- Gillum, T. L. (2002). Exploring the link between stereotypic images and intimate partner violence in the African American community. Violence Against Women, 8, 64-86.
- Pierce-Baker, C. (1998). Surviving the silence: Black women’s stories of rape. New York: W. W.Norton & Company.
- Rouse, L. P. (1988). Abuse in dating relationships: A Comparison of Blacks, Whites, and His-panics. Journal of College Student Development,29, 312-319.
- Stets, J. E. (1993). The Link Between Past and Present Intimate Relationships. Journal of Family Issues, 14(2), 236-260.
- West, C. M. & Rose, S. (2000). Dating aggression among low-income African American youth. Violence Against Women, 6, 470-494.

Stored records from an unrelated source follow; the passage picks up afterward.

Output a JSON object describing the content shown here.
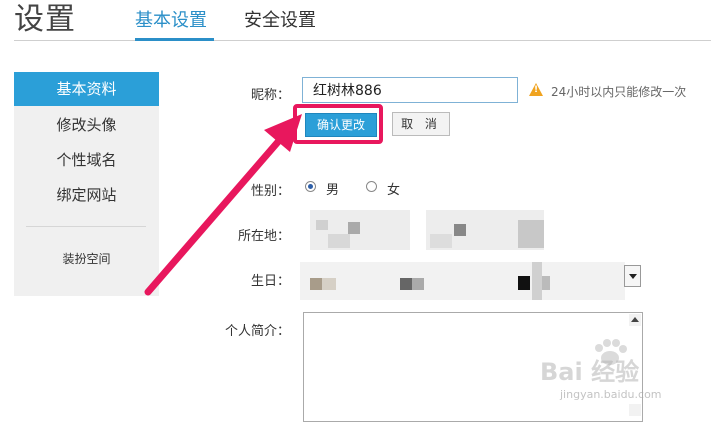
{
  "header": {
    "title": "设置",
    "tabs": [
      {
        "label": "基本设置",
        "active": true
      },
      {
        "label": "安全设置",
        "active": false
      }
    ]
  },
  "sidebar": {
    "items": [
      {
        "label": "基本资料",
        "active": true
      },
      {
        "label": "修改头像",
        "active": false
      },
      {
        "label": "个性域名",
        "active": false
      },
      {
        "label": "绑定网站",
        "active": false
      }
    ],
    "extra": "装扮空间"
  },
  "form": {
    "nickname_label": "昵称：",
    "nickname_value": "红树林886",
    "nickname_notice": "24小时以内只能修改一次",
    "confirm_label": "确认更改",
    "cancel_label": "取 消",
    "gender_label": "性别：",
    "gender_options": [
      "男",
      "女"
    ],
    "gender_selected": "男",
    "location_label": "所在地：",
    "birthday_label": "生日：",
    "bio_label": "个人简介："
  },
  "watermark": {
    "text": "Bai 经验",
    "sub": "jingyan.baidu.com"
  },
  "colors": {
    "accent": "#2b9fd8",
    "highlight": "#e8175d",
    "warning": "#f0a31f"
  },
  "icons": {
    "warning": "warning-triangle-icon",
    "arrow": "pink-arrow-annotation"
  }
}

- Wood, L. A., & Rennie, H. (1994). Formulating Rape: The Discursive Construction of Victims and Villains. Discourse & Society, 5(1), 125-148.